Here are some things you could do to get the ball rolling on autism awareness.
Autism Awareness Ribbon
The Autism Awareness Puzzle Ribbon is the most enduring and recognized symbol of the autism community in the world. It was adopted in 1999 as the universal sign for autism. The puzzle pattern reflects the complexity of the autism spectrum. The different colors and shapes represent the diversity of people and families living with the condition.
The brightness of the ribbon signals hope – through increased awareness of autism, early intervention and access to appropriate services/support, people with autism will be able to lead fuller lives and be able to interact with the world on their own terms. It symbolizes the belief that we are not alone, but all part of the great puzzle of life. Even though we are different, we all belong and are needed.
Show your support for people with autism by wearing the Autism Awareness Puzzle Ribbon – as a pin on your shirt, a magnet on your car a badge on your blog, or even your profile picture – and educate others on the potential of people with autism.
Connect with your community:
Many centers hold special events in their communities throughout the month of April. But if you can’t find one that suits you, create your own.
Autism Awareness Event will take place at Saudia Airlines Club on Thursday, April 2nd, from 5 pm to 9 pm. It’s a day of fun activities for kids and families with autism.
After a suggestion from the Global Shapers Community, the Psychology club at Effat University is working on an autism event in the second half of April. President of the club Salwa Bashammakh says “The main goals of the event is to increase public awareness on autism, and to replace the negative perception society may have about autistic people with a more positive, healthy one.”
“The event will be targeting Arabic-speaking females in the society; and plans to expand the awareness to those who cannot attend” she adds.
Donate to societies working with Autism:
Help improve the lives of people impacted with autism with a financial gift to the Autism Society.
Facts & Statistics:
- Autism’s estimated prevalence has skyrocketed in the past ten years. Today it’s 1 in 68.

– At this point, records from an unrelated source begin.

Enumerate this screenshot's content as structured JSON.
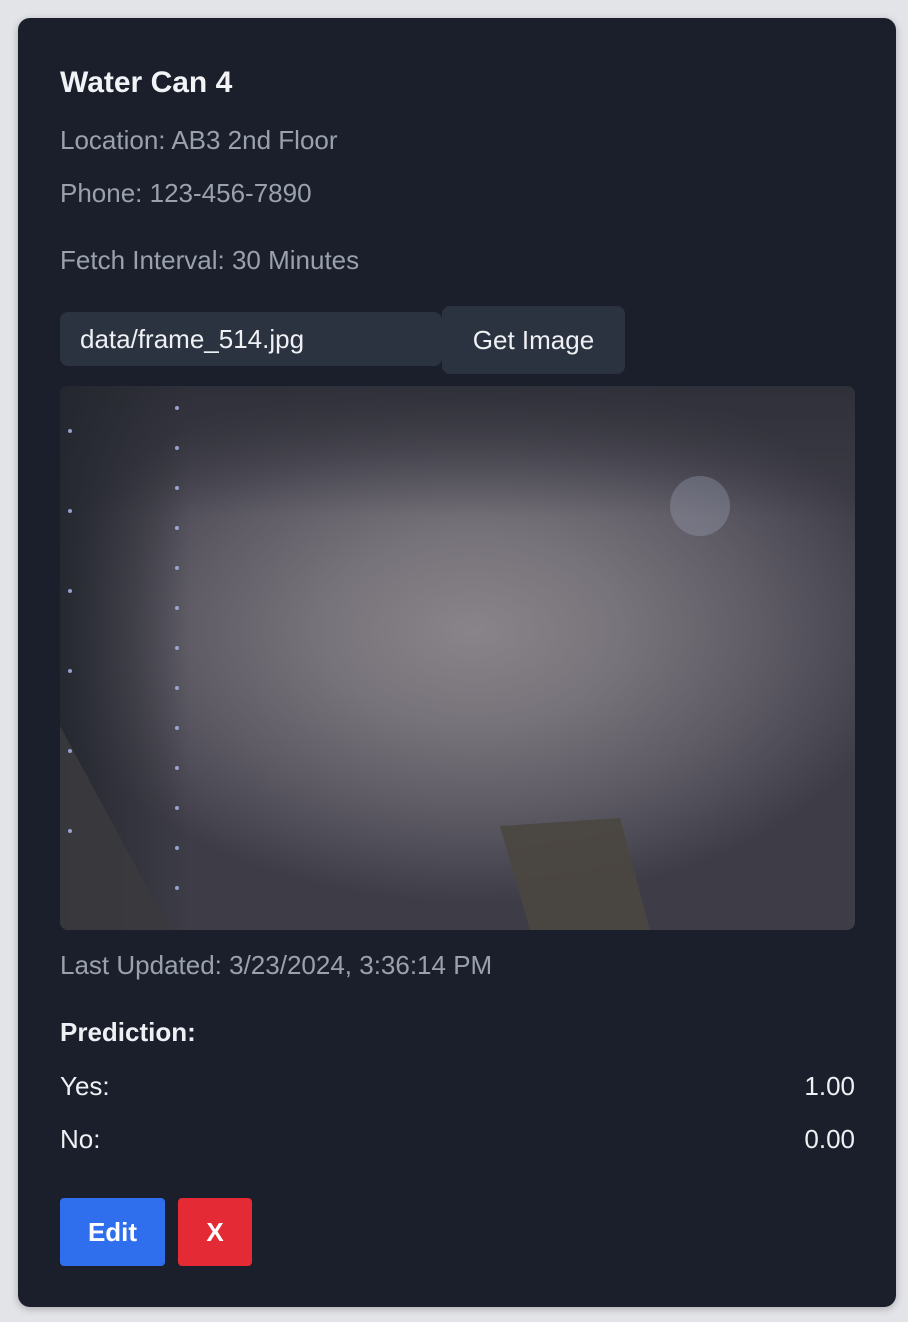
{
  "card": {
    "title": "Water Can 4",
    "location": "Location: AB3 2nd Floor",
    "phone": "Phone: 123-456-7890",
    "fetch_interval": "Fetch Interval: 30 Minutes"
  },
  "fetch": {
    "filename_value": "data/frame_514.jpg",
    "button_label": "Get Image"
  },
  "image": {
    "alt": "camera frame"
  },
  "status": {
    "last_updated": "Last Updated: 3/23/2024, 3:36:14 PM"
  },
  "prediction": {
    "heading": "Prediction:",
    "rows": [
      {
        "label": "Yes:",
        "value": "1.00"
      },
      {
        "label": "No:",
        "value": "0.00"
      }
    ]
  },
  "actions": {
    "edit_label": "Edit",
    "delete_label": "X"
  },
  "colors": {
    "card_bg": "#1a1f2b",
    "primary": "#2f6fee",
    "danger": "#e32a35"
  }
}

- Autism can be reliably diagnosed by age two. Early intervention improves outcomes. High-quality early intervention does more than develop skills. It can change underlying brain development and activity. It is also cost effective as it reduces the need for educational and behavioral support in grade school and beyond.
- One third of children and adults with autism are nonverbal.

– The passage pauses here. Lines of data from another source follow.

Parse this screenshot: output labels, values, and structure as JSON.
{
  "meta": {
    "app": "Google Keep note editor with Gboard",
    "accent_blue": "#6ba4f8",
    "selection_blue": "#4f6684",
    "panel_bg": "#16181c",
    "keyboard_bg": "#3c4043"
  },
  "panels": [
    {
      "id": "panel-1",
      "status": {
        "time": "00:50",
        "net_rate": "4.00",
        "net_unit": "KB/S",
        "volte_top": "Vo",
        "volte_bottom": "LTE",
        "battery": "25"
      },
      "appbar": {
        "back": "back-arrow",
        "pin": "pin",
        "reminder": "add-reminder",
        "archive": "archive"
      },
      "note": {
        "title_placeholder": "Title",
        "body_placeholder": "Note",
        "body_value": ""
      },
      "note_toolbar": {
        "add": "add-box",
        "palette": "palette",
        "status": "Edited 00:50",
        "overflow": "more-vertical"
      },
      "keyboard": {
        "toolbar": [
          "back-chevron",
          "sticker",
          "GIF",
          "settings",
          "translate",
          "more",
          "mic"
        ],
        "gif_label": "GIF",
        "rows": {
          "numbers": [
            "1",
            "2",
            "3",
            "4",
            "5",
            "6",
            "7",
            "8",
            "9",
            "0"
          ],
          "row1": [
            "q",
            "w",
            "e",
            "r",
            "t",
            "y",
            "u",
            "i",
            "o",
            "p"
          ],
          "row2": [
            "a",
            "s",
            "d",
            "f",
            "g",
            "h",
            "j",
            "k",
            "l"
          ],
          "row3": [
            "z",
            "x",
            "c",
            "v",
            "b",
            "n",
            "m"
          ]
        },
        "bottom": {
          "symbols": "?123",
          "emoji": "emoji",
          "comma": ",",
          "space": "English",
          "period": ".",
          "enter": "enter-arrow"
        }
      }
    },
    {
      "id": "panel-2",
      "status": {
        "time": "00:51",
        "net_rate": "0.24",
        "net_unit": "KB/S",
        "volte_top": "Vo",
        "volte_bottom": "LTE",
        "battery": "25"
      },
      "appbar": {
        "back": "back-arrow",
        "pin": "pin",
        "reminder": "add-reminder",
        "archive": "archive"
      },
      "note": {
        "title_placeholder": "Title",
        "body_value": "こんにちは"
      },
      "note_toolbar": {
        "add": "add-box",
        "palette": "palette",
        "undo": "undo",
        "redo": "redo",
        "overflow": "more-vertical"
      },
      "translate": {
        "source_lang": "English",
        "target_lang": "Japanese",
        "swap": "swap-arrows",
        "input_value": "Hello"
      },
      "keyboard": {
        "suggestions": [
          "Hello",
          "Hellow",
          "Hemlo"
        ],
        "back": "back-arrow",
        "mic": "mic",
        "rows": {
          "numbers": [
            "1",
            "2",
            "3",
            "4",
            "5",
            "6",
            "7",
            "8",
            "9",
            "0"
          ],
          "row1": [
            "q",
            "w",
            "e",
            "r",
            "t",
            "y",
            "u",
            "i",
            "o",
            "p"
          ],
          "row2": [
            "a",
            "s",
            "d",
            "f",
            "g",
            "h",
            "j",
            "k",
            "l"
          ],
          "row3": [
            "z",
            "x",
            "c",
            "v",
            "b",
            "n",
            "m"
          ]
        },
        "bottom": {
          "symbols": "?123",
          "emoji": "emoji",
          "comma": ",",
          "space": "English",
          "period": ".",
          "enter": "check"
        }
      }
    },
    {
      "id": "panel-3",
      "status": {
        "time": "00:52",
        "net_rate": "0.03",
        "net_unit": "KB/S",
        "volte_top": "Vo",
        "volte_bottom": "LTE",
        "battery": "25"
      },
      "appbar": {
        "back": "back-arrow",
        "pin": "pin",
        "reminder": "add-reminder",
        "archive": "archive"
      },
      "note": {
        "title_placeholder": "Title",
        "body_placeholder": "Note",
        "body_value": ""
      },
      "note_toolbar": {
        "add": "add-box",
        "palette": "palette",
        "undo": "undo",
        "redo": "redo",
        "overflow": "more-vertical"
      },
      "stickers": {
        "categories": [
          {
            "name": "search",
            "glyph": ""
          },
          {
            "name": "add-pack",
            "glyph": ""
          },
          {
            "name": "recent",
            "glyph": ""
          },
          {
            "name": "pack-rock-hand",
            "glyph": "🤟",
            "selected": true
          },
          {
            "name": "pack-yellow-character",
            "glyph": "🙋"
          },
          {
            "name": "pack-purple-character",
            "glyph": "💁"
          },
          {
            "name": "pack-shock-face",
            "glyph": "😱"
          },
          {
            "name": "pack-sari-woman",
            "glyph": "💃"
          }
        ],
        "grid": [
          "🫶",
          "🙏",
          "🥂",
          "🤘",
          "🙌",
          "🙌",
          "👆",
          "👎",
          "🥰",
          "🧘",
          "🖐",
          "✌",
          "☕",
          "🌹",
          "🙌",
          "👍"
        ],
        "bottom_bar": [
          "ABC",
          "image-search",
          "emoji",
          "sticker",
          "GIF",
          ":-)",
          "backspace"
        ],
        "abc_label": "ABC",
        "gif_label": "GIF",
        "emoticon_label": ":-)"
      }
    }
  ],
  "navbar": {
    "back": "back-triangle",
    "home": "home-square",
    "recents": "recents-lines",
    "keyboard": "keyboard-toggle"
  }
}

- Research by the Autism Speaks ATN revealed that half of the children with autism have GI disorders and the pain can worsen behavioral symptoms.

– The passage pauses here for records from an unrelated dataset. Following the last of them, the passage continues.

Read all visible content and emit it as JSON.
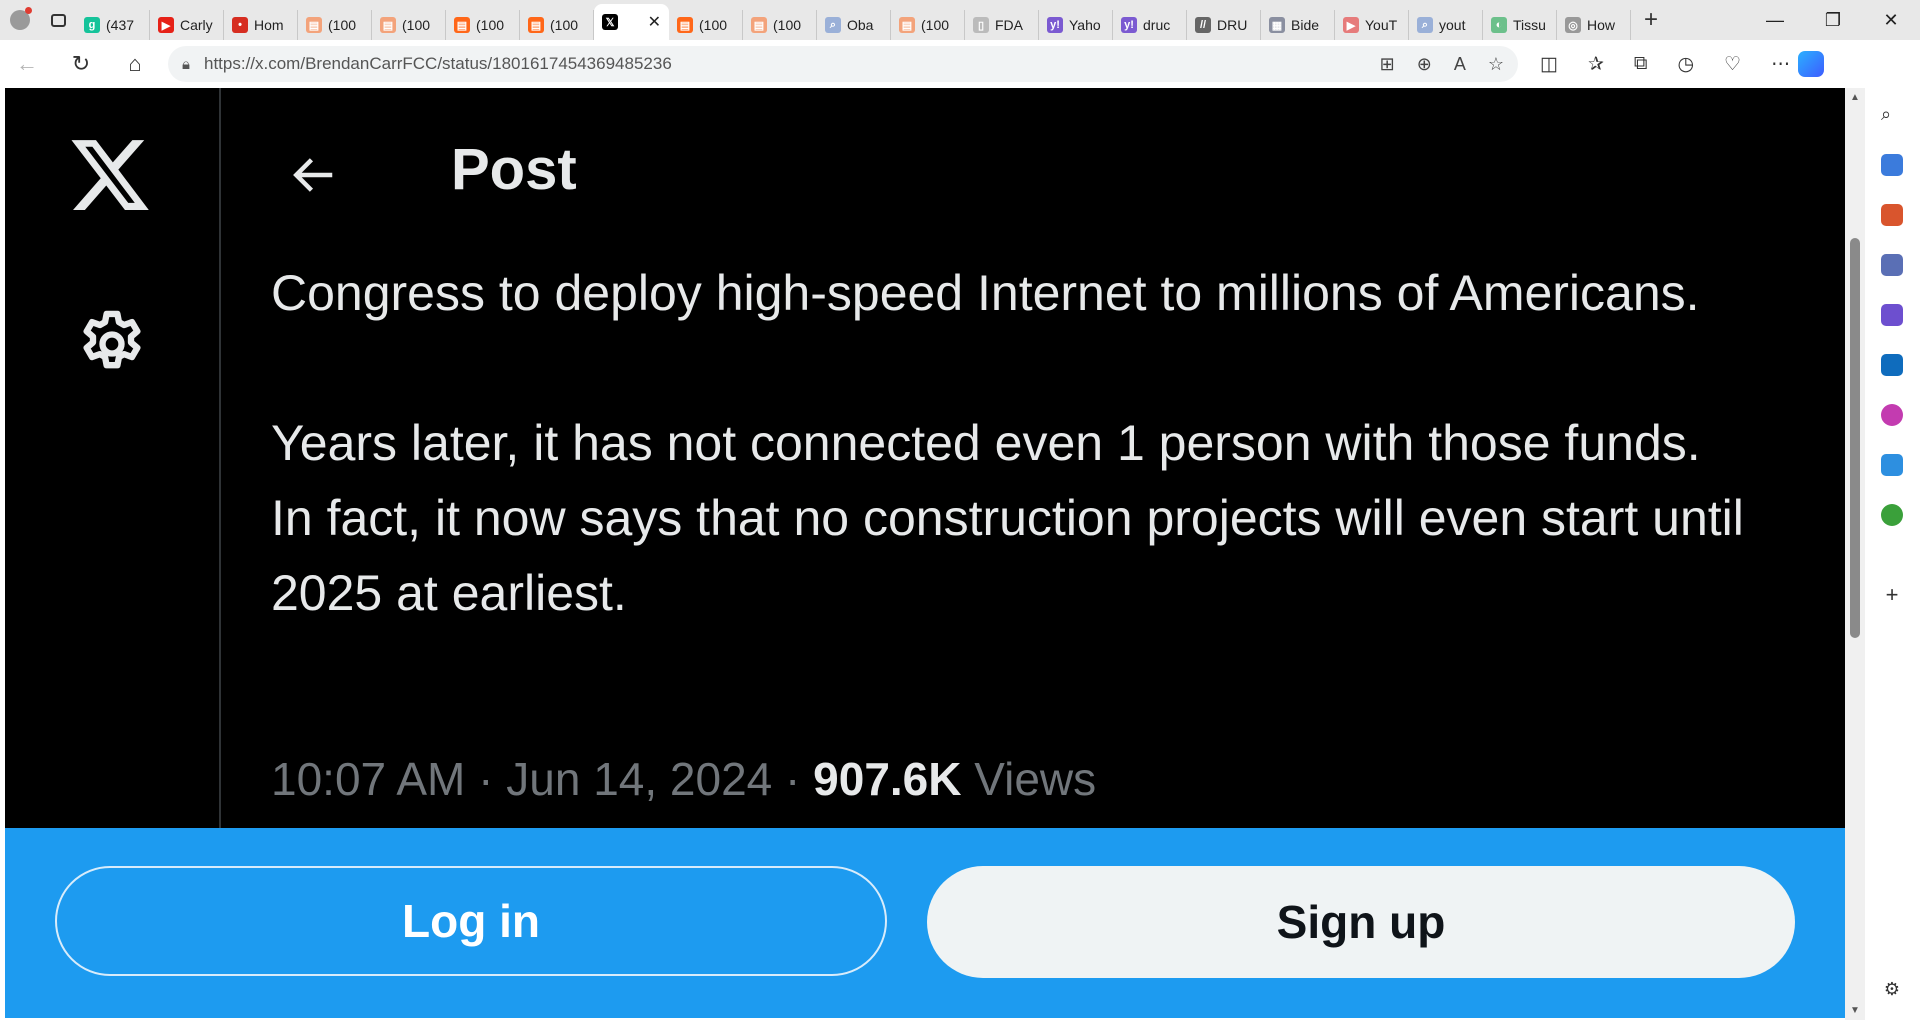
{
  "browser": {
    "tabs": [
      {
        "label": "(437",
        "favicon": "grammarly-icon",
        "color": "#15c39a",
        "glyph": "g"
      },
      {
        "label": "Carly",
        "favicon": "youtube-icon",
        "color": "#e62117",
        "glyph": "▶"
      },
      {
        "label": "Hom",
        "favicon": "location-pin-icon",
        "color": "#d62d20",
        "glyph": "•"
      },
      {
        "label": "(100",
        "favicon": "substack-icon",
        "color": "#f3a37b",
        "glyph": "▤"
      },
      {
        "label": "(100",
        "favicon": "substack-icon",
        "color": "#f3a37b",
        "glyph": "▤"
      },
      {
        "label": "(100",
        "favicon": "substack-icon",
        "color": "#ff6719",
        "glyph": "▤"
      },
      {
        "label": "(100",
        "favicon": "substack-icon",
        "color": "#ff6719",
        "glyph": "▤"
      },
      {
        "label": "",
        "favicon": "x-icon",
        "color": "#000000",
        "glyph": "𝕏",
        "active": true
      },
      {
        "label": "(100",
        "favicon": "substack-icon",
        "color": "#ff6719",
        "glyph": "▤"
      },
      {
        "label": "(100",
        "favicon": "substack-icon",
        "color": "#f3a37b",
        "glyph": "▤"
      },
      {
        "label": "Oba",
        "favicon": "search-icon",
        "color": "#9ab0d8",
        "glyph": "⌕"
      },
      {
        "label": "(100",
        "favicon": "substack-icon",
        "color": "#f3a37b",
        "glyph": "▤"
      },
      {
        "label": "FDA",
        "favicon": "document-icon",
        "color": "#bbbbbb",
        "glyph": "▯"
      },
      {
        "label": "Yaho",
        "favicon": "yahoo-icon",
        "color": "#7b5ad1",
        "glyph": "y!"
      },
      {
        "label": "druc",
        "favicon": "yahoo-icon",
        "color": "#7b5ad1",
        "glyph": "y!"
      },
      {
        "label": "DRU",
        "favicon": "drudge-icon",
        "color": "#666666",
        "glyph": "//"
      },
      {
        "label": "Bide",
        "favicon": "news-icon",
        "color": "#8a8fa0",
        "glyph": "▦"
      },
      {
        "label": "YouT",
        "favicon": "youtube-icon",
        "color": "#e67b7b",
        "glyph": "▶"
      },
      {
        "label": "yout",
        "favicon": "search-icon",
        "color": "#9ab0d8",
        "glyph": "⌕"
      },
      {
        "label": "Tissu",
        "favicon": "leaf-icon",
        "color": "#6cc08b",
        "glyph": "◐"
      },
      {
        "label": "How",
        "favicon": "globe-icon",
        "color": "#999999",
        "glyph": "◎"
      }
    ],
    "url": "https://x.com/BrendanCarrFCC/status/1801617454369485236"
  },
  "page": {
    "title": "Post",
    "tweet_paragraphs": [
      "Congress to deploy high-speed Internet to millions of Americans.",
      "Years later, it has not connected even 1 person with those funds. In fact, it now says that no construction projects will even start until 2025 at earliest."
    ],
    "time": "10:07 AM",
    "separator": "·",
    "date": "Jun 14, 2024",
    "views_count": "907.6K",
    "views_label": "Views",
    "login_label": "Log in",
    "signup_label": "Sign up"
  },
  "colors": {
    "background": "#000000",
    "text": "#e7e9ea",
    "muted": "#71767b",
    "accent": "#1d9bf0"
  }
}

- Autism-related sleep disturbance is common and treatable.
- There are medical guidelines and tool kits to help parents improve the sleep of those with autism.
- As many as one third of individuals with autism have epilepsy. However, the potentially dangerous seizures are not always obvious without specialized testing.
- Autism can affect the whole body: Seizures, disturbed sleep and painful GI disorders are just some of the medical conditions commonly associated with autism.
- Most adults with autism (84%) remain living with their parents.
- Nearly half of 25-year olds with autism have never held a paying job.
Signs & Symptoms:
From birth to 5 years, your child should reach milestones in how he plays, learns, speaks, acts, and moves. Track your child’s development and act early.
The National Institute of Child Health and Human Development (NICHD) lists five behaviors that warrant further evaluation:
- Does not babble or coo by 12 months
- Does not gesture (point, wave, grasp) by 12 months
- Does not say single words by 16 months
- Does not say two-word phrases on his or her own by 24 months
- Has any loss of any language or social skill at any age
Any of these five “red flags” does not mean your child has autism. But because the disorder’s symptoms vary so widely, a child showing these behaviors should be evaluated by a multidisciplinary team.
[Check out this link for more signs and symptoms.]
At the end of the day, more than anything what we hope is to create an opportunity to educate the world on autism and help better our community. No matter what you can do on April 2nd and throughout Autism Awareness Month in April, we hope that you will help us shine a light on all of those individuals affected by autism out there!